I know it's not a competition. I know I should embrace my changing body, though admittedly these days it's a bit more difficult to get my arms all the way around it. Instead I'll just sit back and bemoan the obvious fact that change can be rough.

As if this past year wasn't bad enough on its own, my family had to endure a scary medical (non-COVID) emergency last winter. Note to all non-sympathetic spouses out there: when your Significant Other claims to be in terrible pain, do not simply tell them they've over-eaten and are being a baby. The next thing you know, you'll be learning all about visiting hours at the hospital and how to administer antibiotics at home through a PICC line. In retrospect, I guess my Sensible Husband had been changing after all, only internally and secretively. Which is just like him.

In his famous poem about growing old, WB Yeats wrote that he loved "the sorrows of (his beloved's) changing face." Which always used to bother me. Why "sorrows"? Why "changing face"? I think I know now.

My father died three weeks ago. After his long illness and physical decline, I had thought his passing would come as a relief, the recognition that at least he is no longer in any pain. But it has not.

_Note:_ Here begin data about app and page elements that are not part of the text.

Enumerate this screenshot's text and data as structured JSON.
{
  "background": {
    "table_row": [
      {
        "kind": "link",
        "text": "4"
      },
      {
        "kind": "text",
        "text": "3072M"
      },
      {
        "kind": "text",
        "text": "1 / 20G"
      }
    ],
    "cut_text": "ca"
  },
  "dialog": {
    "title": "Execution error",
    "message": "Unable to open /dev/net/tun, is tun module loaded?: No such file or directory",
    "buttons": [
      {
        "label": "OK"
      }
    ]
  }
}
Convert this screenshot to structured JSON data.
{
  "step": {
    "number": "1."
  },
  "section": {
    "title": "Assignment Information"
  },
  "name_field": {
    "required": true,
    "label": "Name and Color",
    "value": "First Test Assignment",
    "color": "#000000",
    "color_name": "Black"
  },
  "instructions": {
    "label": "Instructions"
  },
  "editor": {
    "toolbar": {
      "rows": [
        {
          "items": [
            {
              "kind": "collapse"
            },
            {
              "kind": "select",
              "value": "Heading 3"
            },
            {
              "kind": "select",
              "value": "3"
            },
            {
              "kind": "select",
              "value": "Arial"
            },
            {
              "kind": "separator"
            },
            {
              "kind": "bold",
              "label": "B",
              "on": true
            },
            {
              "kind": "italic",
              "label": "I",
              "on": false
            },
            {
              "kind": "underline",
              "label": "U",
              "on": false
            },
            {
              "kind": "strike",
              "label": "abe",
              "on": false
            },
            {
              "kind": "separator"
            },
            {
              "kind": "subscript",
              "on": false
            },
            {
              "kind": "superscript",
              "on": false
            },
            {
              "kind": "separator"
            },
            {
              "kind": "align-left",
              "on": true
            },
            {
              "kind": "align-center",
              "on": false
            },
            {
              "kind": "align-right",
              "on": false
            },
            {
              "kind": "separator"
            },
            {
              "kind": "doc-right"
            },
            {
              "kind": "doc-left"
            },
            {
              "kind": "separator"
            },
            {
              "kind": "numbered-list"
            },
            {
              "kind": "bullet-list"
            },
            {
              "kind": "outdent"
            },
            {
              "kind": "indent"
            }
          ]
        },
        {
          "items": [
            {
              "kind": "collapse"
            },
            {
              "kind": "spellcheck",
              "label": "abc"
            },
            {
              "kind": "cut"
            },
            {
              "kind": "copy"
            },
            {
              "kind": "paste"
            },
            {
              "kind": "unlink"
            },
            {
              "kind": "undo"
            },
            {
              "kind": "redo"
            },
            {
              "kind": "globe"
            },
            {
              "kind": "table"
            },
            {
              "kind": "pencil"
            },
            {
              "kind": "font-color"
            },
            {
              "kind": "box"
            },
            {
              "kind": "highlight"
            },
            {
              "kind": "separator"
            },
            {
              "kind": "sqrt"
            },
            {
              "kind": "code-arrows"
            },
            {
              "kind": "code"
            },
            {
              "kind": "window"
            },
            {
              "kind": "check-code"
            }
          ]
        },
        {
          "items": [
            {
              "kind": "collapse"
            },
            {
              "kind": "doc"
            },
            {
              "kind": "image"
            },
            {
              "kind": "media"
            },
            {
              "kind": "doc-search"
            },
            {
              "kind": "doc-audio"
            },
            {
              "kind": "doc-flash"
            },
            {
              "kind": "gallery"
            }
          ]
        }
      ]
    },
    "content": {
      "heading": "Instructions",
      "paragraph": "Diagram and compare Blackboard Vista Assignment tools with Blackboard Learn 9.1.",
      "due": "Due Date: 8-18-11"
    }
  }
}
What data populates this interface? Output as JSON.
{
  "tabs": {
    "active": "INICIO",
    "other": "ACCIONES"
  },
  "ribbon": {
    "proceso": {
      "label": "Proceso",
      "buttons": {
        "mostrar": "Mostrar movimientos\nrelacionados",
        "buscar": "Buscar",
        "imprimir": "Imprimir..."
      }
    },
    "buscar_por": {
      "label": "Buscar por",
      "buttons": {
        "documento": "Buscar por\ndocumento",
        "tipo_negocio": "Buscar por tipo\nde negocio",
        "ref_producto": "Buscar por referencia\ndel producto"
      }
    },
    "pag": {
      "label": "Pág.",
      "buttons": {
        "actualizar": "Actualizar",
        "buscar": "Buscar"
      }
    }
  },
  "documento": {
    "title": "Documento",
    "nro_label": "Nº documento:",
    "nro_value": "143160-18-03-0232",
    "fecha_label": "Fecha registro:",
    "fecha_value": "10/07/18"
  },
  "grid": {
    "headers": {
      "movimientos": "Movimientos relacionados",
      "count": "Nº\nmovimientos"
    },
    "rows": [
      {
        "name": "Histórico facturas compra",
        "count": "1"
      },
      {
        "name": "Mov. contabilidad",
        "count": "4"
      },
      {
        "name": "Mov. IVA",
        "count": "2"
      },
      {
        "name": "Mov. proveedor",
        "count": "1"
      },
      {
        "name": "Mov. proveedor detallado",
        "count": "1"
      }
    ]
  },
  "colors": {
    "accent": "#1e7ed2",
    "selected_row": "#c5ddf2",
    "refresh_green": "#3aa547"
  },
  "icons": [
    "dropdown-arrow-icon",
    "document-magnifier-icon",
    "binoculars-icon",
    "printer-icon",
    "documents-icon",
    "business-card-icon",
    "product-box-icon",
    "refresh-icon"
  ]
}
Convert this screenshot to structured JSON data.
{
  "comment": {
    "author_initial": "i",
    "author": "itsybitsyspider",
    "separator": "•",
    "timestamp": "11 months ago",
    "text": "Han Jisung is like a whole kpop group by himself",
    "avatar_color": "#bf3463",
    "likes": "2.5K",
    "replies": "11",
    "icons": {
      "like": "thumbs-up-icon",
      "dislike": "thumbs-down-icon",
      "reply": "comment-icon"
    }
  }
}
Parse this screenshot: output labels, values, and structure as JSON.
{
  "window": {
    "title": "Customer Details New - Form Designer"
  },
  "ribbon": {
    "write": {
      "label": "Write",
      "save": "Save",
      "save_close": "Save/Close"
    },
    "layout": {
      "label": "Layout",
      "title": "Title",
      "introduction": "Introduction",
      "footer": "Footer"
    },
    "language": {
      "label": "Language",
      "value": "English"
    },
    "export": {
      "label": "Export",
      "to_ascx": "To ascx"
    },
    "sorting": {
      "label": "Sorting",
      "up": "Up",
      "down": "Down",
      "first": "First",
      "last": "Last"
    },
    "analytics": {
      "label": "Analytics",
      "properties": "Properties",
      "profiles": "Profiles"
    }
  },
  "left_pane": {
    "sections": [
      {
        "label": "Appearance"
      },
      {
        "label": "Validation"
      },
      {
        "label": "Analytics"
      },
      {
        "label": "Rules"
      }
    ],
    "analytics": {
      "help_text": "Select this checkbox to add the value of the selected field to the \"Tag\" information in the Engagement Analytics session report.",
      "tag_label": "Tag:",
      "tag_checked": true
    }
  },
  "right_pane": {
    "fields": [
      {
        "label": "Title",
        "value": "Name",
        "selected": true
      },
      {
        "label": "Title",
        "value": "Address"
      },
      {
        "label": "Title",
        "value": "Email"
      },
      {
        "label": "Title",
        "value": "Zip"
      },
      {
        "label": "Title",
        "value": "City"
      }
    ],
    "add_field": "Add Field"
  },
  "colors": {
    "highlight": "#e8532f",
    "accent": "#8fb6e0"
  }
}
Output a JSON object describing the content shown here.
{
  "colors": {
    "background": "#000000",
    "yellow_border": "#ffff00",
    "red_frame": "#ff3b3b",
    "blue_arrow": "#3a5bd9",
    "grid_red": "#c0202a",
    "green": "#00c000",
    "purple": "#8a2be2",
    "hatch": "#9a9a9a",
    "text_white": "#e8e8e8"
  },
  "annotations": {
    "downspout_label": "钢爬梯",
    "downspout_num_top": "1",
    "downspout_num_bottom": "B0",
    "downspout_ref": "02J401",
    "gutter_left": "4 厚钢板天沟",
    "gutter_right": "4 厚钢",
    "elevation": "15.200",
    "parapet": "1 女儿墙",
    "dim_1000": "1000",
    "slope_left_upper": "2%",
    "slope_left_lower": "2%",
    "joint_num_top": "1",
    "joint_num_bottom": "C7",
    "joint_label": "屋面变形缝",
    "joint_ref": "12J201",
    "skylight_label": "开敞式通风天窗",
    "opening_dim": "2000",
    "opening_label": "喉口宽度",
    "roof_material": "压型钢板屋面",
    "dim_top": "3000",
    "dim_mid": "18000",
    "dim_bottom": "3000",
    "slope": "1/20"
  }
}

He and my mom had just recently celebrated their 60th anniversary, with their characteristic downplaying of the milestone event. The shiny "Happy Anniversary!" balloons, somehow still inflated, have been moved off to the side of the family room. They outlasted Dad; at 92, he was simply too worn out.

My mother, whose hair also started to go gray when she was in her 20s, always used to joke that she would stop dyeing her hair when my father's hair went gray. And although there wasn't a lot of hair on Dad's head in the end, all of it was brown. So now Mom doesn't have to stop applying Preference by L'oreal.

I have not yet processed the absence of my father. Part of me thinks he is merely traveling again, and that I'll see him this weekend, though of course I won't. I'll be celebrating my Sensible Husband's birthday, being profoundly grateful for his improved health, and reveling in the sorrows of our changing faces.

- Susan O'Byrne of Hinsdale is a contributing columnist. Readers can email her at [email protected].